What I landed on was a 94 Miata M with an open rear diff.

Driveline Donor.. in 2005

Reason it was a donor..

Build Table was needed and we used a piece of 1/4″ plate. It was “Flat enough” even though I see a good number of new builds with NASA level of engineering on their table.  I bought an abrasive saw- I wouldn’t recommend it. New carbide saws or band saws are leaps ahead.

Initial Build Table.. 1/4″ steel Plate

2 Years with the Storebro Bruk

Shocking to believe that 2 years has flown by so quickly!   I bought this lathe after it fell over on a fork lift while being unloaded. Needless to say it needed work.

Looking back at it now I don’t regret buying the lathe because it fell and needed some work -all of those repairs were relatively easy.  What does concern me more is the footprint it occupies.  This is a big boy!

There are still some handles that need to be made and the motor has been rewired for  VFD. In terms of performance it is certainly a rock star!

In the near future I hope to provide some updates with where the machine is and what was needed to get there.

 

First Post- Why I created this page..

One of the most frustrating things I have encountered lately is a fortune of great posts being ruined by images no longer being available because of hosting changes.  I told myself that I wanted to own all the pieces for future preservation!

I previously had a web server and it required a good bit of rework… rather than doing all that hard labor I just created this site!

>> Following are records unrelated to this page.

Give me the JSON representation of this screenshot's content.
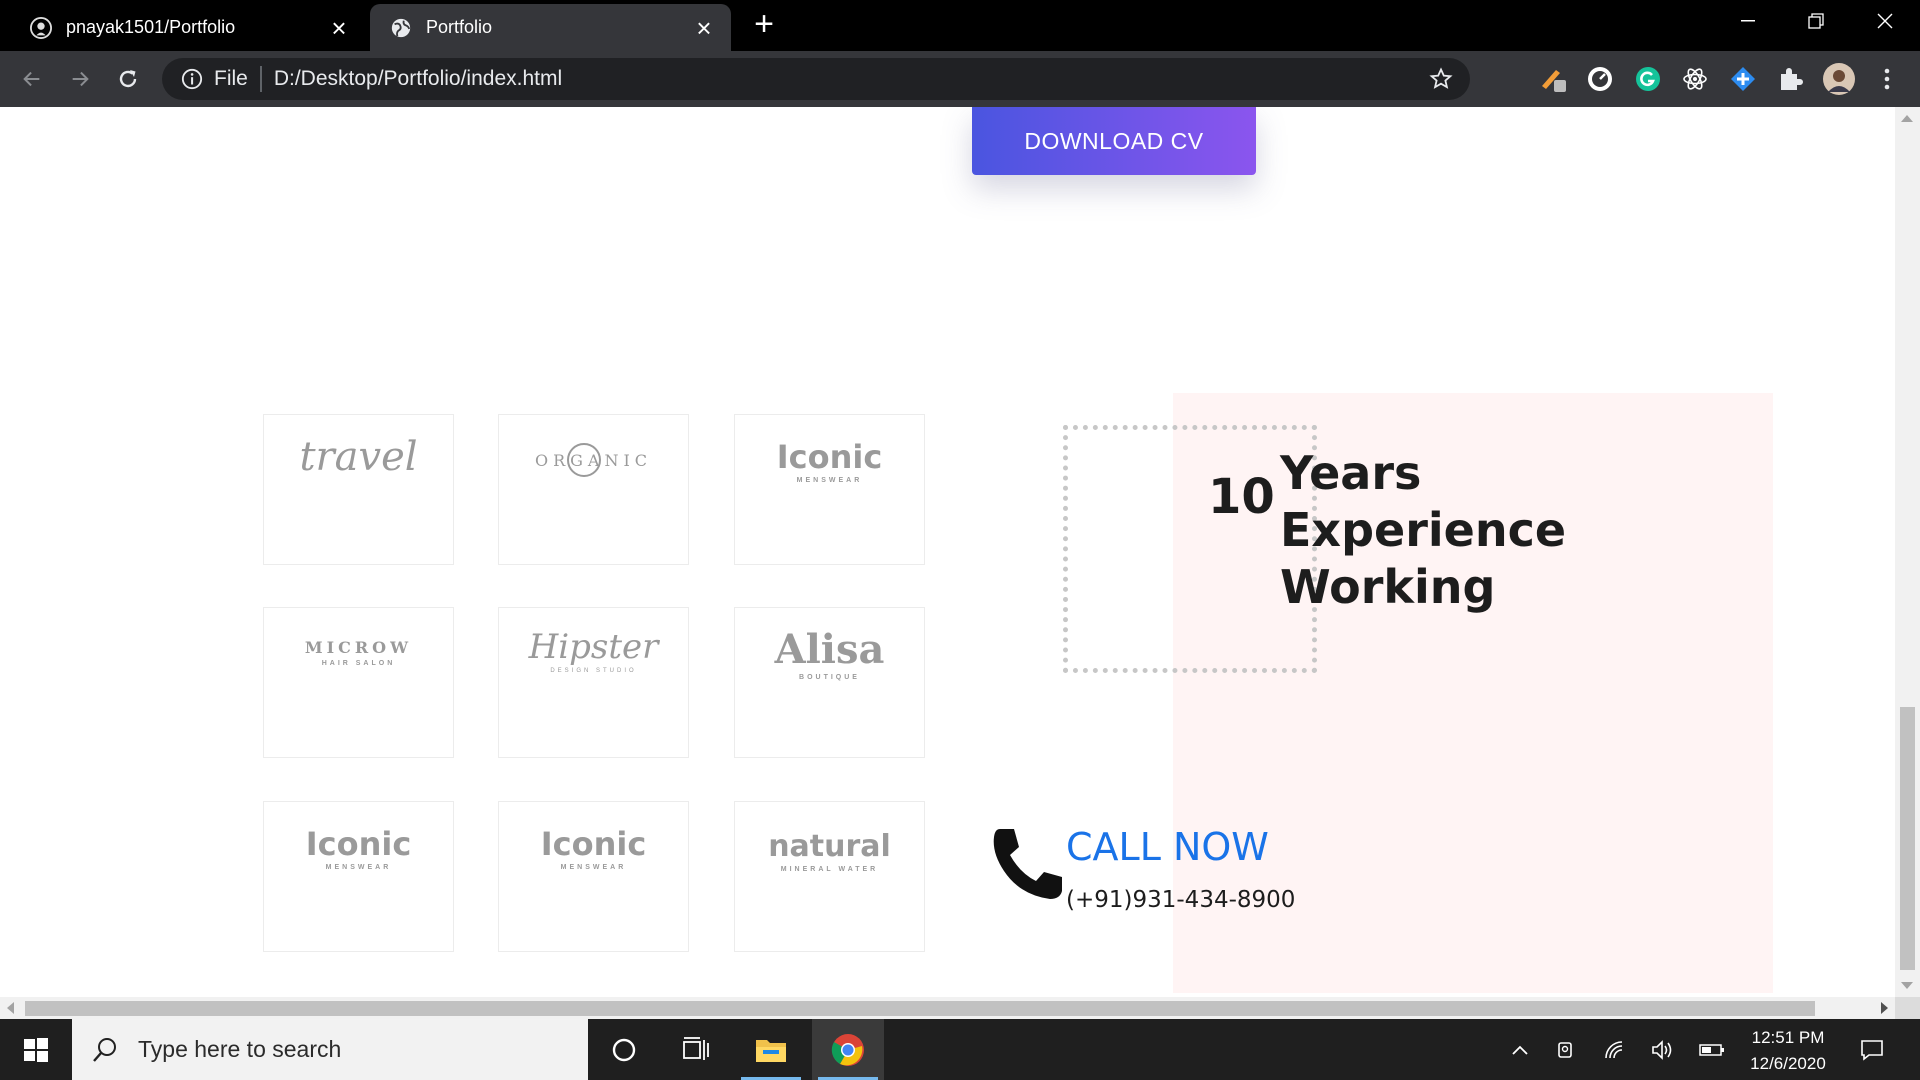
{
  "browser": {
    "tabs": [
      {
        "title": "pnayak1501/Portfolio",
        "active": false
      },
      {
        "title": "Portfolio",
        "active": true
      }
    ],
    "address": {
      "scheme_label": "File",
      "url": "D:/Desktop/Portfolio/index.html"
    }
  },
  "page": {
    "download_label": "DOWNLOAD CV",
    "logos": [
      {
        "name": "travel",
        "text": "travel",
        "sub": ""
      },
      {
        "name": "organic",
        "text": "ORGANIC",
        "sub": ""
      },
      {
        "name": "iconic",
        "text": "Iconic",
        "sub": "MENSWEAR"
      },
      {
        "name": "microw",
        "text": "MICROW",
        "sub": "HAIR SALON"
      },
      {
        "name": "hipster",
        "text": "Hipster",
        "sub": "DESIGN STUDIO"
      },
      {
        "name": "alisa",
        "text": "Alisa",
        "sub": "BOUTIQUE"
      },
      {
        "name": "iconic-2",
        "text": "Iconic",
        "sub": "MENSWEAR"
      },
      {
        "name": "iconic-3",
        "text": "Iconic",
        "sub": "MENSWEAR"
      },
      {
        "name": "natural",
        "text": "natural",
        "sub": "MINERAL WATER"
      }
    ],
    "experience": {
      "number": "10",
      "line1": "Years",
      "line2": "Experience",
      "line3": "Working"
    },
    "call": {
      "label": "CALL NOW",
      "number": "(+91)931-434-8900"
    },
    "colors": {
      "accent": "#1a73e8",
      "button_start": "#4a55e0",
      "button_end": "#8b55ee",
      "panel": "#fff4f4"
    }
  },
  "taskbar": {
    "search_placeholder": "Type here to search",
    "time": "12:51 PM",
    "date": "12/6/2020"
  }
}
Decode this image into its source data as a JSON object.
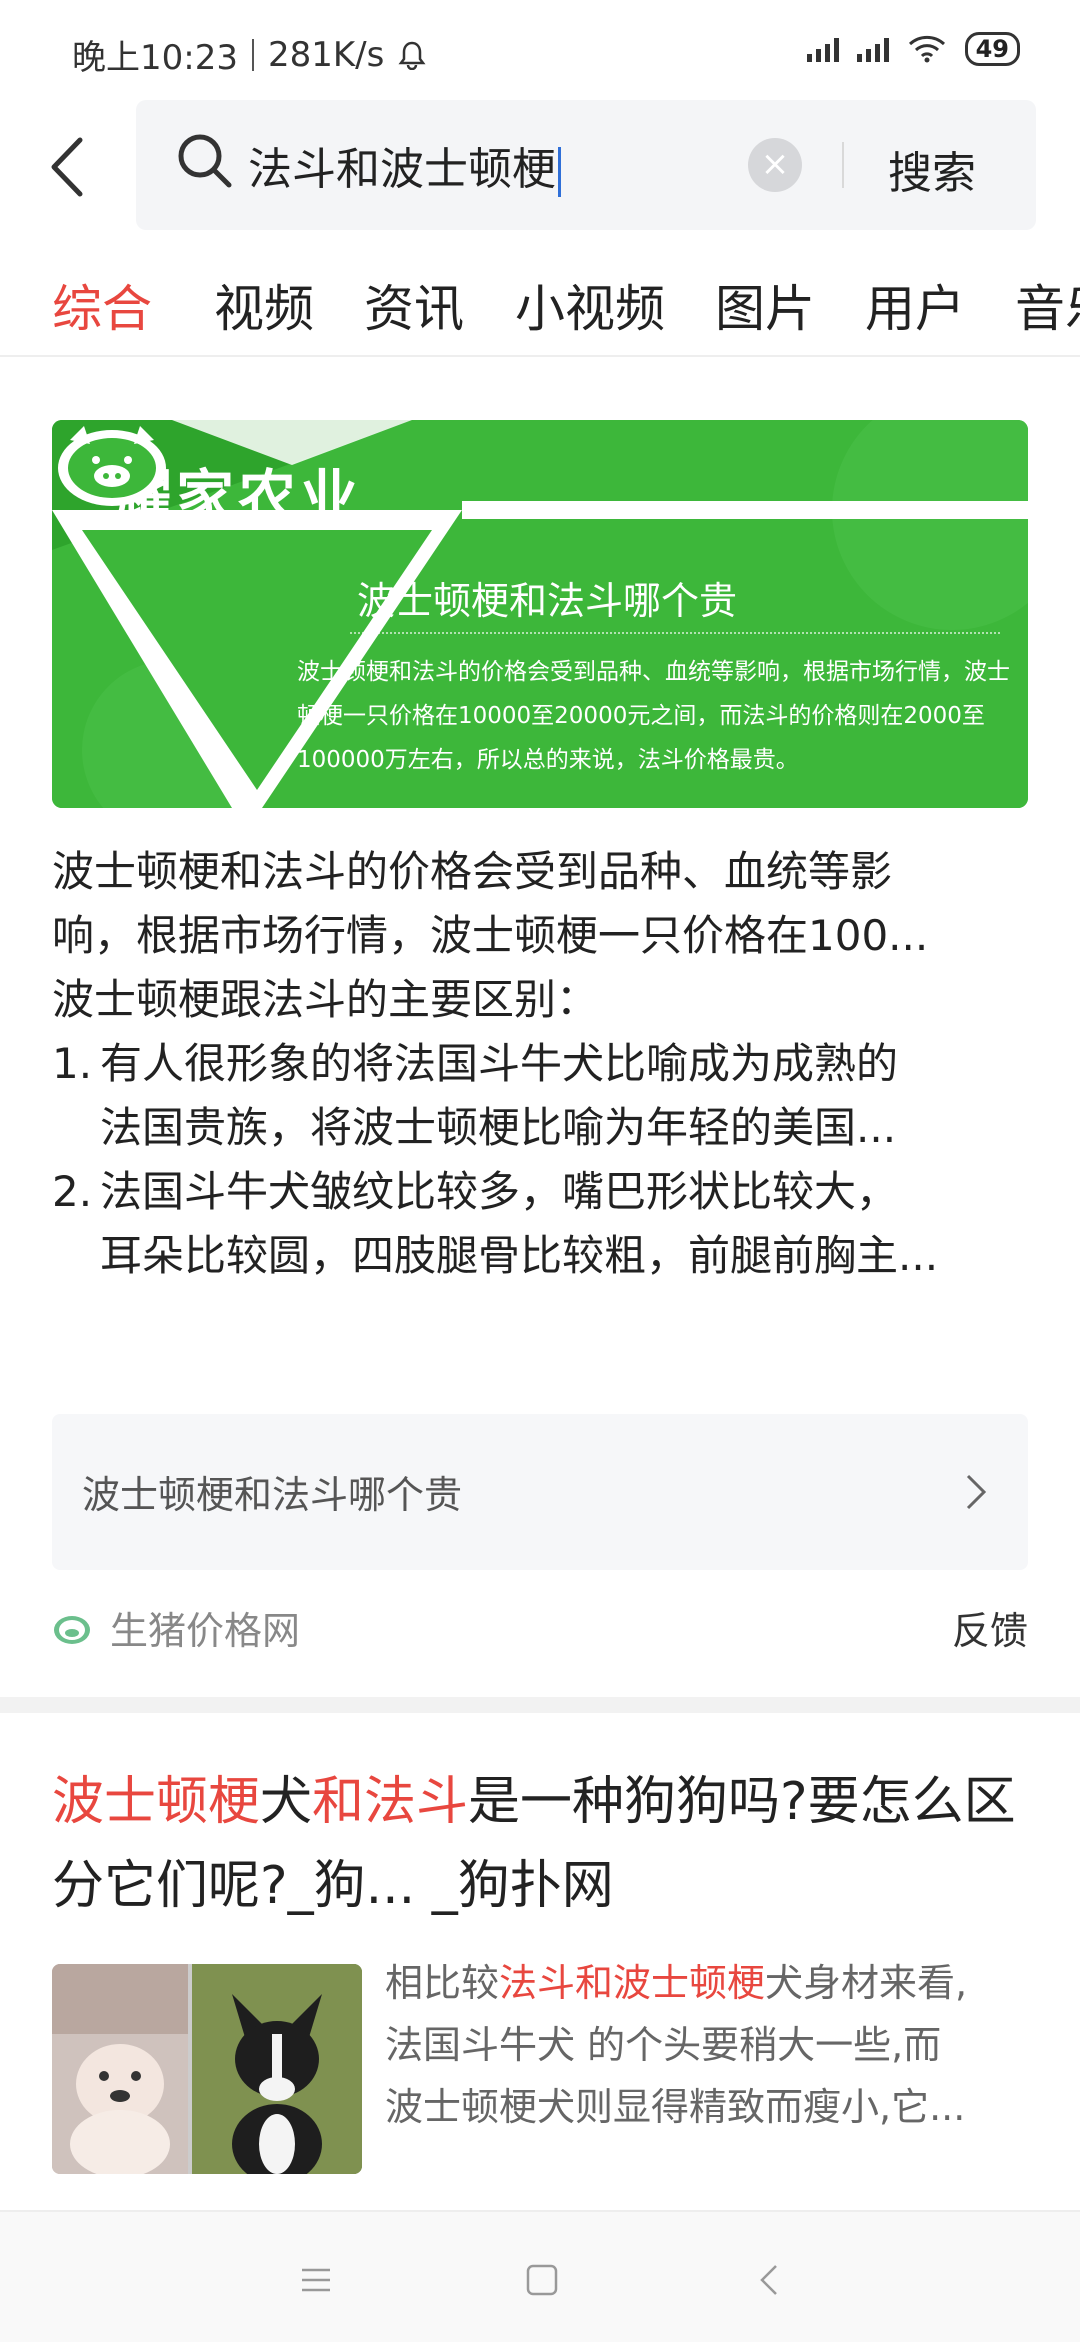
{
  "status_bar": {
    "time": "晚上10:23",
    "speed": "281K/s",
    "battery": "49",
    "icons": [
      "bell-icon",
      "signal-icon",
      "signal-icon",
      "wifi-icon",
      "battery-icon"
    ]
  },
  "search": {
    "query": "法斗和波士顿梗",
    "submit_label": "搜索",
    "clear_symbol": "×"
  },
  "tabs": [
    {
      "label": "综合",
      "active": true
    },
    {
      "label": "视频",
      "active": false
    },
    {
      "label": "资讯",
      "active": false
    },
    {
      "label": "小视频",
      "active": false
    },
    {
      "label": "图片",
      "active": false
    },
    {
      "label": "用户",
      "active": false
    },
    {
      "label": "音乐",
      "active": false
    }
  ],
  "card1": {
    "banner": {
      "brand": "耀家农业",
      "title": "波士顿梗和法斗哪个贵",
      "body": "波士顿梗和法斗的价格会受到品种、血统等影响，根据市场行情，波士顿梗一只价格在10000至20000元之间，而法斗的价格则在2000至100000万左右，所以总的来说，法斗价格最贵。"
    },
    "summary_lines": [
      "波士顿梗和法斗的价格会受到品种、血统等影",
      "响，根据市场行情，波士顿梗一只价格在100..."
    ],
    "subheading": "波士顿梗跟法斗的主要区别：",
    "points": [
      {
        "num": "1.",
        "line1": "有人很形象的将法国斗牛犬比喻成为成熟的",
        "line2": "法国贵族，将波士顿梗比喻为年轻的美国..."
      },
      {
        "num": "2.",
        "line1": "法国斗牛犬皱纹比较多，嘴巴形状比较大，",
        "line2": "耳朵比较圆，四肢腿骨比较粗，前腿前胸主..."
      }
    ],
    "related_query": "波士顿梗和法斗哪个贵",
    "source": "生猪价格网",
    "feedback": "反馈"
  },
  "card2": {
    "title_parts": [
      {
        "text": "波士顿梗",
        "hl": true
      },
      {
        "text": "犬",
        "hl": false
      },
      {
        "text": "和法斗",
        "hl": true
      },
      {
        "text": "是一种狗狗吗?要怎么区分它们呢?_狗... _狗扑网",
        "hl": false
      }
    ],
    "snippet": {
      "line1_pre": "相比较",
      "line1_hl": "法斗和波士顿梗",
      "line1_post": "犬身材来看,",
      "line2": "法国斗牛犬 的个头要稍大一些,而",
      "line3": "波士顿梗犬则显得精致而瘦小,它..."
    }
  },
  "colors": {
    "accent": "#e8473f",
    "banner_green": "#3db73a",
    "caret": "#2f6fd8"
  }
}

About 13 years ago I started on the car you see below. There should be a good number of historic pages added to discuss the build and modifications.